Gregg Beggs, who joined in 1969, remembers sledding with the kids in the winter and golfing with them in summer, although he says they only golfed to humor him.
“I still remember my son standing on the 5th green and asking if it was time to go in yet.”
He describes the patio on a summer night as the most beautiful place to be in Naperville. He finds his life punctuated with scenes at the club he can play back in his head, among them his now 21 year old granddaughter running down the clubhouse hallway as a little girl, in a raspberry coat and a white muff. “It’s like it was yesterday.” he says.
Kids and grandkids were not the only bright spots members recall. Long-time Napervillian Bev Frier joined the club in 1967 in anticipation of her first husband’s recovery from illness. Once she was widowed, friends “fixed her up” with club member Bill Frier in 1973 and encouraged the courtship. The couple was engaged six weeks later.

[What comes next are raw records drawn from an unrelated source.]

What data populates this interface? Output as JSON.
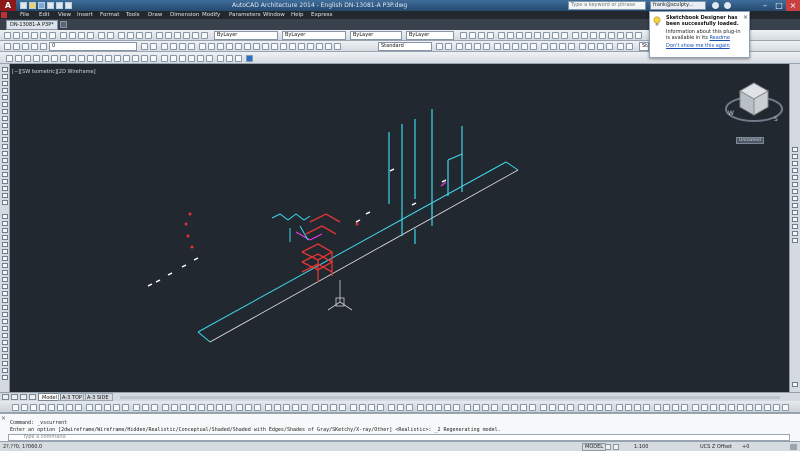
{
  "titlebar": {
    "title": "AutoCAD Architecture 2014 - English    DN-13081-A P3P.dwg",
    "search_placeholder": "Type a keyword or phrase",
    "user": "frank@sculpty..."
  },
  "menu": {
    "items": [
      "File",
      "Edit",
      "View",
      "Insert",
      "Format",
      "Tools",
      "Draw",
      "Dimension",
      "Modify",
      "Parameters",
      "Window",
      "Help",
      "Express"
    ]
  },
  "file_tab": {
    "label": "DN-13081-A P3P*"
  },
  "toolbar": {
    "layer_value": "0",
    "color_value": "ByLayer",
    "linetype_value": "ByLayer",
    "lineweight_value": "ByLayer",
    "plotstyle_value": "ByLayer",
    "style_value": "Standard",
    "dimstyle_value": "Standard",
    "annotation_value": "Standard"
  },
  "viewport": {
    "label": "[−][SW Isometric][2D Wireframe]"
  },
  "viewcube": {
    "face_label": "TOP",
    "unnamed_label": "Unnamed"
  },
  "layout_tabs": [
    "Model",
    "A-3 TOP",
    "A-3 SIDE"
  ],
  "command": {
    "line1": "Command: _vscurrent",
    "line2": "Enter an option [2dwireframe/Wireframe/Hidden/Realistic/Conceptual/Shaded/Shaded with Edges/Shades of Gray/SKetchy/X-ray/Other] <Realistic>: _2 Regenerating model.",
    "input_placeholder": "Type a command"
  },
  "status": {
    "coords": "2?,??0, 1?060.0",
    "model_label": "MODEL",
    "scale_label": "1:100",
    "ucs_label": "UCS Z Offset",
    "zoom_label": "+0"
  },
  "balloon": {
    "title": "Sketchbook Designer has been successfully loaded.",
    "body": "Information about this plug-in is available in its",
    "link": "Readme",
    "dismiss": "Don't show me this again"
  },
  "colors": {
    "canvas": "#212830",
    "cyan": "#3fd5e8",
    "red": "#e23535",
    "magenta": "#e23be0",
    "white": "#e6e6e6"
  }
}
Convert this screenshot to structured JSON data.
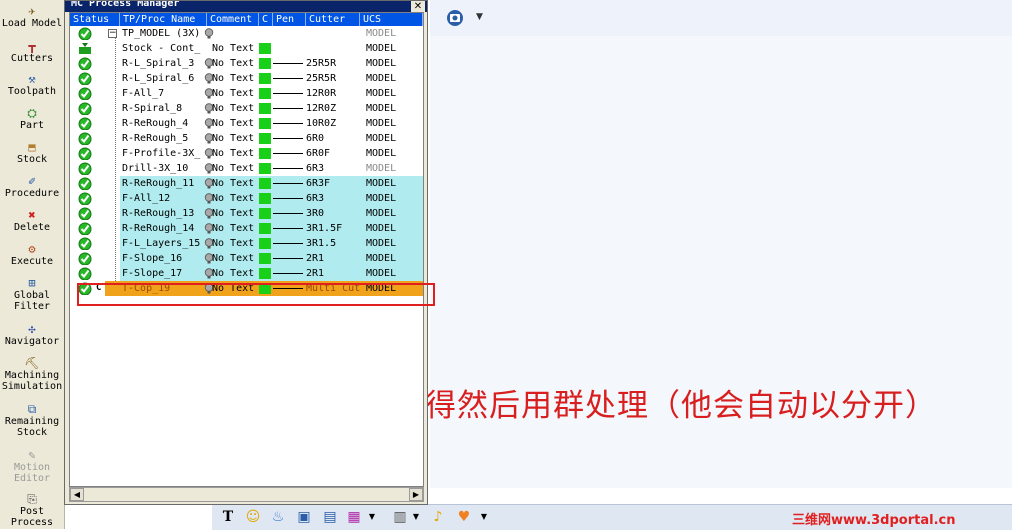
{
  "window": {
    "title": "MC Process Manager",
    "close_label": "✕"
  },
  "left_toolbar": {
    "items": [
      {
        "label": "Load Model",
        "icon": "load-model-icon"
      },
      {
        "label": "Cutters",
        "icon": "cutters-icon"
      },
      {
        "label": "Toolpath",
        "icon": "toolpath-icon"
      },
      {
        "label": "Part",
        "icon": "part-icon"
      },
      {
        "label": "Stock",
        "icon": "stock-icon"
      },
      {
        "label": "Procedure",
        "icon": "procedure-icon"
      },
      {
        "label": "Delete",
        "icon": "delete-icon"
      },
      {
        "label": "Execute",
        "icon": "execute-icon"
      },
      {
        "label": "Global",
        "label2": "Filter",
        "icon": "global-filter-icon"
      },
      {
        "label": "Navigator",
        "icon": "navigator-icon"
      },
      {
        "label": "Machining",
        "label2": "Simulation",
        "icon": "machining-simulation-icon"
      },
      {
        "label": "Remaining",
        "label2": "Stock",
        "icon": "remaining-stock-icon"
      },
      {
        "label": "Motion",
        "label2": "Editor",
        "icon": "motion-editor-icon"
      },
      {
        "label": "Post",
        "label2": "Process",
        "icon": "post-process-icon"
      }
    ]
  },
  "columns": [
    "Status",
    "TP/Proc Name",
    "Comment",
    "C",
    "Pen",
    "Cutter",
    "UCS"
  ],
  "rows": [
    {
      "name": "TP_MODEL (3X)",
      "comment": "",
      "cutter": "",
      "ucs": "MODEL",
      "status": "check",
      "color": false,
      "pen": false,
      "bulb": true,
      "expander": true
    },
    {
      "name": "Stock - Cont_",
      "comment": "No Text",
      "cutter": "",
      "ucs": "MODEL",
      "status": "stock",
      "color": true,
      "pen": false,
      "bulb": false
    },
    {
      "name": "R-L_Spiral_3",
      "comment": "No Text",
      "cutter": "25R5R",
      "ucs": "MODEL",
      "status": "check",
      "color": true,
      "pen": true,
      "bulb": true
    },
    {
      "name": "R-L_Spiral_6",
      "comment": "No Text",
      "cutter": "25R5R",
      "ucs": "MODEL",
      "status": "check",
      "color": true,
      "pen": true,
      "bulb": true
    },
    {
      "name": "F-All_7",
      "comment": "No Text",
      "cutter": "12R0R",
      "ucs": "MODEL",
      "status": "check",
      "color": true,
      "pen": true,
      "bulb": true
    },
    {
      "name": "R-Spiral_8",
      "comment": "No Text",
      "cutter": "12R0Z",
      "ucs": "MODEL",
      "status": "check",
      "color": true,
      "pen": true,
      "bulb": true
    },
    {
      "name": "R-ReRough_4",
      "comment": "No Text",
      "cutter": "10R0Z",
      "ucs": "MODEL",
      "status": "check",
      "color": true,
      "pen": true,
      "bulb": true
    },
    {
      "name": "R-ReRough_5",
      "comment": "No Text",
      "cutter": "6R0",
      "ucs": "MODEL",
      "status": "check",
      "color": true,
      "pen": true,
      "bulb": true
    },
    {
      "name": "F-Profile-3X_",
      "comment": "No Text",
      "cutter": "6R0F",
      "ucs": "MODEL",
      "status": "check",
      "color": true,
      "pen": true,
      "bulb": true
    },
    {
      "name": "Drill-3X_10",
      "comment": "No Text",
      "cutter": "6R3",
      "ucs": "MODEL",
      "status": "check",
      "color": true,
      "pen": true,
      "bulb": true
    },
    {
      "name": "R-ReRough_11",
      "comment": "No Text",
      "cutter": "6R3F",
      "ucs": "MODEL",
      "status": "check",
      "color": true,
      "pen": true,
      "bulb": true,
      "highlight": true
    },
    {
      "name": "F-All_12",
      "comment": "No Text",
      "cutter": "6R3",
      "ucs": "MODEL",
      "status": "check",
      "color": true,
      "pen": true,
      "bulb": true,
      "highlight": true
    },
    {
      "name": "R-ReRough_13",
      "comment": "No Text",
      "cutter": "3R0",
      "ucs": "MODEL",
      "status": "check",
      "color": true,
      "pen": true,
      "bulb": true,
      "highlight": true
    },
    {
      "name": "R-ReRough_14",
      "comment": "No Text",
      "cutter": "3R1.5F",
      "ucs": "MODEL",
      "status": "check",
      "color": true,
      "pen": true,
      "bulb": true,
      "highlight": true
    },
    {
      "name": "F-L_Layers_15",
      "comment": "No Text",
      "cutter": "3R1.5",
      "ucs": "MODEL",
      "status": "check",
      "color": true,
      "pen": true,
      "bulb": true,
      "highlight": true
    },
    {
      "name": "F-Slope_16",
      "comment": "No Text",
      "cutter": "2R1",
      "ucs": "MODEL",
      "status": "check",
      "color": true,
      "pen": true,
      "bulb": true,
      "highlight": true
    },
    {
      "name": "F-Slope_17",
      "comment": "No Text",
      "cutter": "2R1",
      "ucs": "MODEL",
      "status": "check",
      "color": true,
      "pen": true,
      "bulb": true,
      "highlight": true
    },
    {
      "name": "T-Cop_19",
      "comment": "No Text",
      "cutter": "Multi Cut",
      "ucs": "MODEL",
      "status": "check",
      "color": true,
      "pen": true,
      "bulb": true,
      "current": true,
      "marker": "C"
    }
  ],
  "caption": "直接选转换好得然后用群处理（他会自动以分开）",
  "watermark": "三维网www.3dportal.cn",
  "colors": {
    "selected_row": "#f0a21a",
    "highlight_row": "#b0ecef",
    "header": "#0055e5",
    "swatch": "#18d018",
    "annotation": "#e02020"
  }
}
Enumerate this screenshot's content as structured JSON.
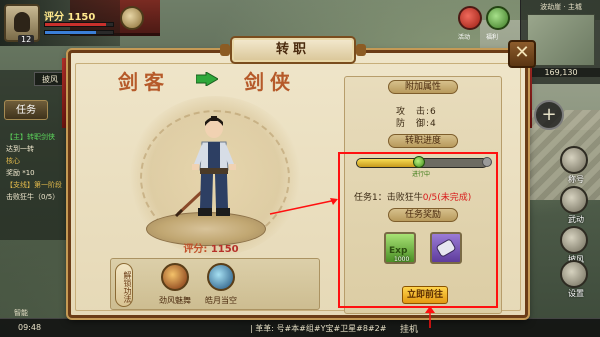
{
  "hud": {
    "level": "12",
    "score": "评分 1150",
    "hp_fraction": 0.9,
    "mp_fraction": 0.75,
    "event_labels": [
      "活动",
      "福利"
    ]
  },
  "minimap": {
    "title": "波劫崖 · 主城",
    "coords": "169,130"
  },
  "left_panel": {
    "tab_label": "披风",
    "quest_tab": "任务",
    "quest_lines": [
      {
        "text": "【主】转职剑侠",
        "style": "main"
      },
      {
        "text": "达到一转",
        "style": "normal"
      },
      {
        "text": "核心",
        "style": "gold"
      },
      {
        "text": "奖励 *10",
        "style": "normal"
      },
      {
        "text": "【支线】第一阶段",
        "style": "gold"
      },
      {
        "text": "击败狂牛（0/5）",
        "style": "normal"
      }
    ]
  },
  "right_hud": {
    "plus": "+",
    "buttons": [
      "称号",
      "武动",
      "披风",
      "设置"
    ]
  },
  "bottom": {
    "time": "09:48",
    "small_label": "智能",
    "chat": "| 革革: 号#本#组#Y宝#卫星#8#2#",
    "hang": "挂机"
  },
  "dialog": {
    "title": "转职",
    "close": "✕",
    "class_from": "剑客",
    "class_to": "剑侠",
    "score_label": "评分:",
    "score_value": "1150",
    "skill_strip_label": "解锁功法",
    "skills": [
      "劲风魅舞",
      "皓月当空"
    ],
    "attr_title": "附加属性",
    "attrs": [
      {
        "name": "攻　击:",
        "value": "6"
      },
      {
        "name": "防　御:",
        "value": "4"
      }
    ],
    "progress_title": "转职进度",
    "progress_fraction": 0.48,
    "progress_status": "进行中",
    "task_prefix": "任务1：击败狂牛",
    "task_progress": "0/5(未完成)",
    "reward_title": "任务奖励",
    "reward_exp_label": "Exp",
    "reward_exp_count": "1000",
    "claim_button": "立即前往"
  },
  "colors": {
    "accent_red": "#d81b1b",
    "class_text": "#b65a2a",
    "frame_brown": "#6b3c16"
  }
}
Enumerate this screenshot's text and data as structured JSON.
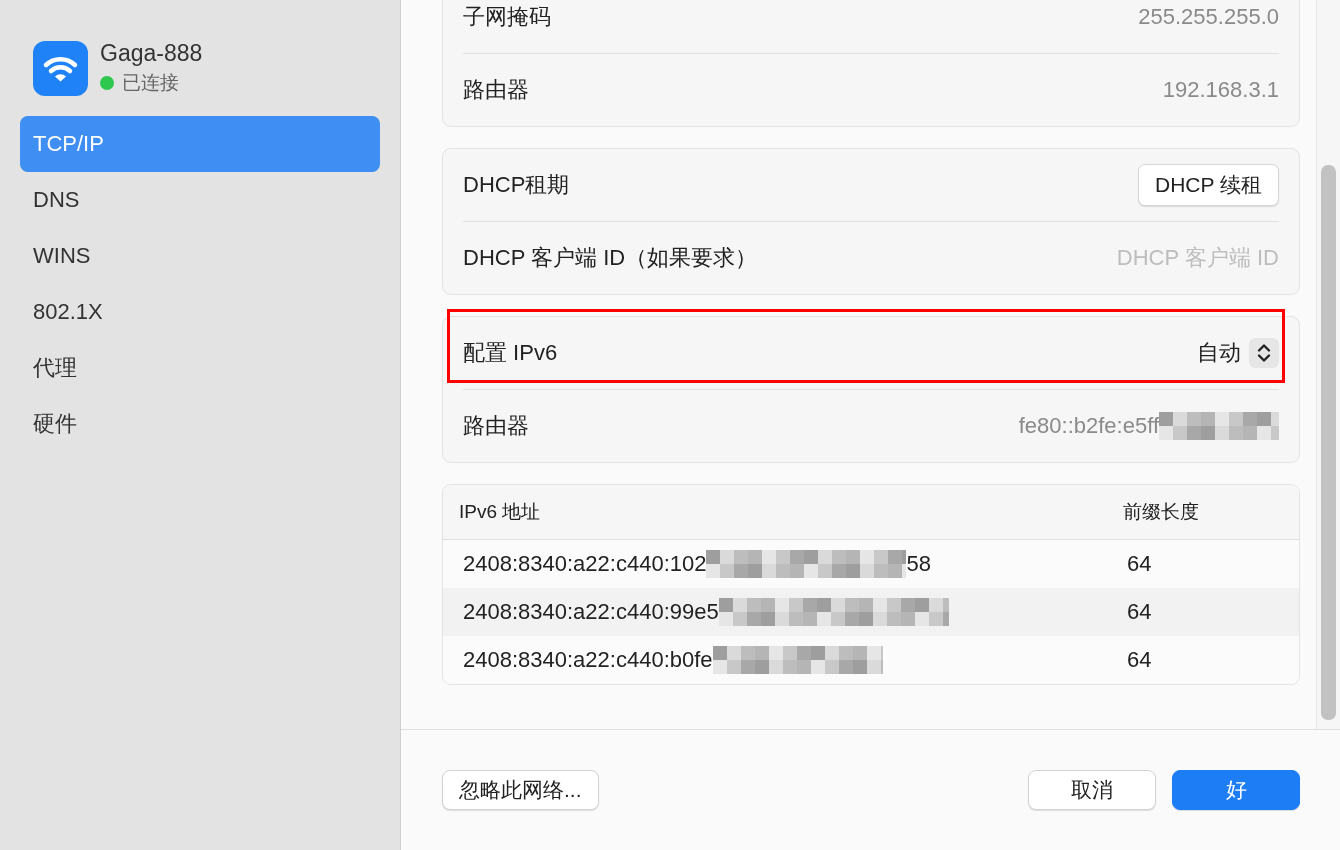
{
  "network": {
    "name": "Gaga-888",
    "status": "已连接",
    "connected": true
  },
  "sidebar": {
    "items": [
      {
        "label": "TCP/IP",
        "selected": true
      },
      {
        "label": "DNS",
        "selected": false
      },
      {
        "label": "WINS",
        "selected": false
      },
      {
        "label": "802.1X",
        "selected": false
      },
      {
        "label": "代理",
        "selected": false
      },
      {
        "label": "硬件",
        "selected": false
      }
    ]
  },
  "sections": [
    {
      "rows": [
        {
          "kind": "value",
          "label": "子网掩码",
          "value": "255.255.255.0",
          "redacted": false,
          "highlighted": false
        },
        {
          "kind": "value",
          "label": "路由器",
          "value": "192.168.3.1",
          "redacted": false,
          "highlighted": false
        }
      ]
    },
    {
      "rows": [
        {
          "kind": "button",
          "label": "DHCP租期",
          "button": "DHCP 续租",
          "highlighted": false
        },
        {
          "kind": "field",
          "label": "DHCP 客户端 ID（如果要求）",
          "placeholder": "DHCP 客户端 ID",
          "highlighted": false
        }
      ]
    },
    {
      "rows": [
        {
          "kind": "popup",
          "label": "配置 IPv6",
          "value": "自动",
          "highlighted": true
        },
        {
          "kind": "value",
          "label": "路由器",
          "value": "fe80::b2fe:e5ff",
          "redacted": true,
          "highlighted": false
        }
      ]
    }
  ],
  "ipv6_table": {
    "columns": [
      "IPv6 地址",
      "前缀长度"
    ],
    "rows": [
      {
        "address": "2408:8340:a22:c440:102",
        "address_end": "58",
        "redacted": true,
        "prefix": "64"
      },
      {
        "address": "2408:8340:a22:c440:99e5",
        "redacted": true,
        "prefix": "64"
      },
      {
        "address": "2408:8340:a22:c440:b0fe",
        "redacted": true,
        "prefix": "64"
      }
    ]
  },
  "buttons": {
    "forget": "忽略此网络...",
    "cancel": "取消",
    "ok": "好"
  }
}
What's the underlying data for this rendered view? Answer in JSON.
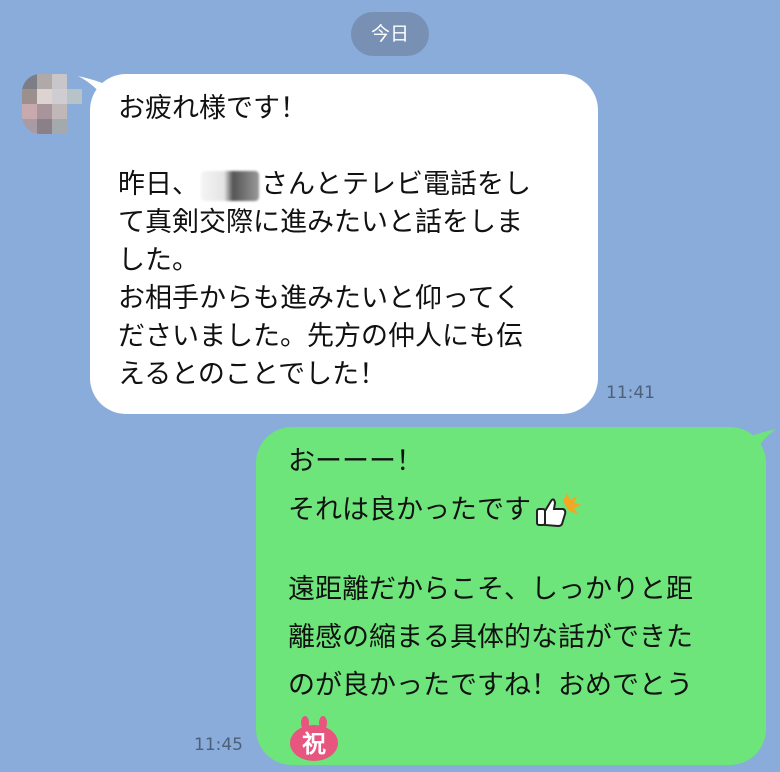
{
  "chat": {
    "date_label": "今日",
    "incoming": {
      "time": "11:41",
      "lines": [
        "お疲れ様です！",
        "",
        "昨日、",
        "さんとテレビ電話をし",
        "て真剣交際に進みたいと話をしま",
        "した。",
        "お相手からも進みたいと仰ってく",
        "ださいました。先方の仲人にも伝",
        "えるとのことでした！"
      ]
    },
    "outgoing": {
      "time": "11:45",
      "lines": [
        "おーーー！",
        "それは良かったです",
        "",
        "遠距離だからこそ、しっかりと距",
        "離感の縮まる具体的な話ができた",
        "のが良かったですね！おめでとう"
      ],
      "celebrate_label": "祝"
    }
  },
  "colors": {
    "background": "#8AACDA",
    "incoming_bubble": "#FFFFFF",
    "outgoing_bubble": "#6DE57A",
    "date_pill": "#7890B4",
    "time_text": "#4E6078"
  },
  "icons": {
    "avatar": "blurred-avatar-icon",
    "thumbs_up": "thumbs-up-sticker-icon",
    "celebrate": "celebration-stamp-icon"
  }
}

“I think some of my best times have been there, even though I’m not much of a golfer,” she says. “I go for the social life and the exercise.”
On her 80th birthday, girlfriends decorated her golf cart with balloons and streamers, presented her with a basket of 80 pastel golf balls, and placed pictures of her on every tee box throughout the course.
Says Frier “I look back on my friendships and experiences at Naperville Country Club as among my very favorites. It’s really been a big part of life here.”
Naperville Country Club has hosted several celebrated golfers, including Lee Trevino, Jim Colbert, Chick Even, Fuzzy Zeller, Big Cat Williams and Padraig Harrington. The Club is home to the North Central College Men’s Golf Team and The Rotary Club of Naperville, Sunrise, and is host to several charity events each year, including the annual Women’s Holiday Boutique, Patriot Golf Day for Scholarships for children of soldiers killed in battle, and the Rally for a Cure Breast Cancer Awareness Auction.
Naperville Country Club has an active caddie program, and has sponsored four Evans Scholars, Joe Devaney to Miami of Ohio, Ryan Stone to Northwestern, Allison Cooney to Marquette and Adam Loritz to Miami of Ohio. Named for golf great Chick Evans, the
program provides full four-year tuition and housing to students who have successfully participated in a caddie program, have excellent academic preparation, strong character and demonstrated financial need. Evans Scholars are nominated by their clubs and club members contribute to the scholarship program. There are currently 9,200 alumni of the Evans Scholars program. The program at Naperville Country Club is coordinated by member Mike Nasset.
The club is a member of the Western Golf Association, The Chicago District Golf Association, The Chicago Women’s District Golf Association and the Illinois PGA, as well as several professional associations.